Instructions for the task → What lines below hold the string "Output"? Copy them all.

======

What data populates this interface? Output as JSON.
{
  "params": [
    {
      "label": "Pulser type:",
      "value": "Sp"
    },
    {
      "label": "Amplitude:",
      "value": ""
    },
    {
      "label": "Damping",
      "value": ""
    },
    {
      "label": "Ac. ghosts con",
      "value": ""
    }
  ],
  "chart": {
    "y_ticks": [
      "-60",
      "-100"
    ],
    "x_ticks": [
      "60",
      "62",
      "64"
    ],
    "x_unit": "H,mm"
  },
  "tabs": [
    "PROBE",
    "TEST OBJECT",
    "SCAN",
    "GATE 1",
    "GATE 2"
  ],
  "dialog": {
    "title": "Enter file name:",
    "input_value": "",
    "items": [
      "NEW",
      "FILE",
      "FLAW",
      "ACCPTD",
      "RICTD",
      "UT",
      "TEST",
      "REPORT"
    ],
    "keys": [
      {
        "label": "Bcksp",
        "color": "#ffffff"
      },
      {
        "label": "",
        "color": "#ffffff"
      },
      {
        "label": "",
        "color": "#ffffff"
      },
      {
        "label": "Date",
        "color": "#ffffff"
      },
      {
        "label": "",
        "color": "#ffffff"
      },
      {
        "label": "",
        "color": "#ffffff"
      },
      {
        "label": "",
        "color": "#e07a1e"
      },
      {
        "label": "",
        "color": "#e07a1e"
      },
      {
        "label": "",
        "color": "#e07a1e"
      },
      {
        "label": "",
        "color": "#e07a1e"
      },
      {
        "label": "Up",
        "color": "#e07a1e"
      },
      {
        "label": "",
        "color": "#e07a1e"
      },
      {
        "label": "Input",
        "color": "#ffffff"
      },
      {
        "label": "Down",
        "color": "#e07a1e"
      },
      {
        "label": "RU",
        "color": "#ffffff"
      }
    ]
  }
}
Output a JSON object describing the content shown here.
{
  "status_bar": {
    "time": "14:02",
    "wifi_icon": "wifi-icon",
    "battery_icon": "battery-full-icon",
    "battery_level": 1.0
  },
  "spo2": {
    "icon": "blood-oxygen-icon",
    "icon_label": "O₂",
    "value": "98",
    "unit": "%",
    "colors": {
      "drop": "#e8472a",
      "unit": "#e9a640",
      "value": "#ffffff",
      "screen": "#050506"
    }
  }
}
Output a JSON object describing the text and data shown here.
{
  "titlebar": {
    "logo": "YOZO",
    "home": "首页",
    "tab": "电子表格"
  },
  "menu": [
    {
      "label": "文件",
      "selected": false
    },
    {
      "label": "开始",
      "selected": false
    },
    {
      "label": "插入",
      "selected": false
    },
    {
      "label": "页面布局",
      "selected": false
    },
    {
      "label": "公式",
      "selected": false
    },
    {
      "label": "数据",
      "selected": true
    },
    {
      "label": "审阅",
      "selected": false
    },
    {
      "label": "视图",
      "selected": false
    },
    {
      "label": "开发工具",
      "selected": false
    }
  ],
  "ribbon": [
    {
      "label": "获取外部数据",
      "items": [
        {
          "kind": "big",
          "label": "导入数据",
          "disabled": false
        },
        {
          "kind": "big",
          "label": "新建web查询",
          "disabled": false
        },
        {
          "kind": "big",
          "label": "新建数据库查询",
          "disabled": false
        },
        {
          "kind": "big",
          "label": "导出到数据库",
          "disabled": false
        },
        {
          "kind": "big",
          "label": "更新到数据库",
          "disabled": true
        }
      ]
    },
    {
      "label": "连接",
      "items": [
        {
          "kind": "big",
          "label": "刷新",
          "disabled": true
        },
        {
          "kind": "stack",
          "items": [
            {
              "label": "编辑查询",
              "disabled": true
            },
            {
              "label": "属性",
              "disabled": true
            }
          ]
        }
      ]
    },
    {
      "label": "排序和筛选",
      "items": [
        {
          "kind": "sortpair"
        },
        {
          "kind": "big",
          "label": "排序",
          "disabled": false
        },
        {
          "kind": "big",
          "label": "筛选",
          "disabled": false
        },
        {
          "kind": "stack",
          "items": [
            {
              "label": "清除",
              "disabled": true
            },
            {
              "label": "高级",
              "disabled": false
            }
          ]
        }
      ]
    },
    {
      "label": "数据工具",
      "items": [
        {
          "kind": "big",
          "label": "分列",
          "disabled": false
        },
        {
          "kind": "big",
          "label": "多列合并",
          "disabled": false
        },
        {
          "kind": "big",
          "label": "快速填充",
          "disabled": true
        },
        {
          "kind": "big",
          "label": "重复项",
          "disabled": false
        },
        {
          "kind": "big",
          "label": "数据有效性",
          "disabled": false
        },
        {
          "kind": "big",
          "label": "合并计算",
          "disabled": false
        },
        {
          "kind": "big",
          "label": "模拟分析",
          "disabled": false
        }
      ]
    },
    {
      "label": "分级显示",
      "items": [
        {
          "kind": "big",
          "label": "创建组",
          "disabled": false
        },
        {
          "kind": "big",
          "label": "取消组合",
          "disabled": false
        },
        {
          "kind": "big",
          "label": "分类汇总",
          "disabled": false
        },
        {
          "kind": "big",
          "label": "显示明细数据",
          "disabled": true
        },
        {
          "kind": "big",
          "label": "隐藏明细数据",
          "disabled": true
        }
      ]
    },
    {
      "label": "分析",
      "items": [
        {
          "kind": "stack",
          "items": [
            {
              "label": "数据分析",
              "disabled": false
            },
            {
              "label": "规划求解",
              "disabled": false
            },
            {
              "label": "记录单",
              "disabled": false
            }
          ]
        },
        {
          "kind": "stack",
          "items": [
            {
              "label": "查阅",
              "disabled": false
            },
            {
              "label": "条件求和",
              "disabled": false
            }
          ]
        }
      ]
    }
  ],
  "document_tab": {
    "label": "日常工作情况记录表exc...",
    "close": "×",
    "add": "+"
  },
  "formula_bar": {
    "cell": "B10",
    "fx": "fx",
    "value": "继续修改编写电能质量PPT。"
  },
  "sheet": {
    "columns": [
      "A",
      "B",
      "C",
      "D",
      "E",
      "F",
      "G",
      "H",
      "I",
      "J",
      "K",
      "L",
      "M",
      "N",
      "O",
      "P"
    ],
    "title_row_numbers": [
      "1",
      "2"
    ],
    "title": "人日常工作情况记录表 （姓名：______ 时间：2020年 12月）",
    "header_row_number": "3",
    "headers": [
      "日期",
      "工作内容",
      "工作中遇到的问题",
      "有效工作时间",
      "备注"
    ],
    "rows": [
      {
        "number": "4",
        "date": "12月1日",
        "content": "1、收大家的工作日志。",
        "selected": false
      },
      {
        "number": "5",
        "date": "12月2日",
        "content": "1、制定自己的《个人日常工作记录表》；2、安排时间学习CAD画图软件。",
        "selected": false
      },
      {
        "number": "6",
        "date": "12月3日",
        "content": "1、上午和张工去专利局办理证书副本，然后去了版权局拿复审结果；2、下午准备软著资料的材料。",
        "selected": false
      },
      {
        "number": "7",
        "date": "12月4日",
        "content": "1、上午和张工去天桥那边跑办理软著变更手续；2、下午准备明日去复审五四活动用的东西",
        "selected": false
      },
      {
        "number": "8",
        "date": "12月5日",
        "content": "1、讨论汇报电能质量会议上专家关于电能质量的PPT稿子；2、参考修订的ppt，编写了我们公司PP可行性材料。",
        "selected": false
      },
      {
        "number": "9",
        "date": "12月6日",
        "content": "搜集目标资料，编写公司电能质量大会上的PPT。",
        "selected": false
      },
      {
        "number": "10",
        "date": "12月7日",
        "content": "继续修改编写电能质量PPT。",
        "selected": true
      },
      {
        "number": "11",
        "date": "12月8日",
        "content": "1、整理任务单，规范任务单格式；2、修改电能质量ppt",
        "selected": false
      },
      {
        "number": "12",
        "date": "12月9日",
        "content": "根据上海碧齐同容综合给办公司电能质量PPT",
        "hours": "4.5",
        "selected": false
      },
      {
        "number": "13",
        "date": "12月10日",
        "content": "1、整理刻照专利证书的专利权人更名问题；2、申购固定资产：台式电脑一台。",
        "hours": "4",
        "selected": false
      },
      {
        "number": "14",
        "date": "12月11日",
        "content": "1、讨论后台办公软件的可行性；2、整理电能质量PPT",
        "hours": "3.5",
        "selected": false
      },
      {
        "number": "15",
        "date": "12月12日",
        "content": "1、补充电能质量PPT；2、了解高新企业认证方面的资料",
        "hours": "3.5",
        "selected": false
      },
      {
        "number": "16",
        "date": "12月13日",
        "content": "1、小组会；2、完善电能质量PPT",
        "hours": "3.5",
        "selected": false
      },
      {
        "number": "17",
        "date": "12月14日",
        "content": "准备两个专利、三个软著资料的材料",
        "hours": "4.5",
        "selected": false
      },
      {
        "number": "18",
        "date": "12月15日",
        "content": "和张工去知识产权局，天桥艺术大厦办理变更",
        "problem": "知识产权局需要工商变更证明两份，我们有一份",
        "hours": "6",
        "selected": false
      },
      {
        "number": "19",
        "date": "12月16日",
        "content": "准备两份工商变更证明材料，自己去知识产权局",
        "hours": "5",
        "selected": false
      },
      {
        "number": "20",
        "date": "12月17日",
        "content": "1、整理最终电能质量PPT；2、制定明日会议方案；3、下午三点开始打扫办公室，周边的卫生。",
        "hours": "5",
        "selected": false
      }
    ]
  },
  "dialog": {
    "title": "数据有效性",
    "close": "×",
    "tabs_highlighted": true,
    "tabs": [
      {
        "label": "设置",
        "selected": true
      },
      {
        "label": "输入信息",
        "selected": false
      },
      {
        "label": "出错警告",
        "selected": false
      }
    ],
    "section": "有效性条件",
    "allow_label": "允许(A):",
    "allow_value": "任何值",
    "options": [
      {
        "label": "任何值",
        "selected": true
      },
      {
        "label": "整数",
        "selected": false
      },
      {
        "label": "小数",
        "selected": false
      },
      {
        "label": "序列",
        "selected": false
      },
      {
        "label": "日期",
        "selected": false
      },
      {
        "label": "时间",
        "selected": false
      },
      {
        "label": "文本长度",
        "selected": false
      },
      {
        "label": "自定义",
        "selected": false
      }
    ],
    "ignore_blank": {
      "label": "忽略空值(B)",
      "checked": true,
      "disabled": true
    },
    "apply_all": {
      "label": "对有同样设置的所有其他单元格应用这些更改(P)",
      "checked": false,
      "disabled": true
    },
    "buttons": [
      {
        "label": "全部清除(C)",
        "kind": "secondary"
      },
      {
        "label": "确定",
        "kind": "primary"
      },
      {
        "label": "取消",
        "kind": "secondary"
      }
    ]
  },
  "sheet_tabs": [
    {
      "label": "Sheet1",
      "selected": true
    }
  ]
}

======

Finished exercise →
What data populates this interface? Output as JSON.
Output a JSON object describing the content shown here.
Output a JSON object describing the text and data shown here.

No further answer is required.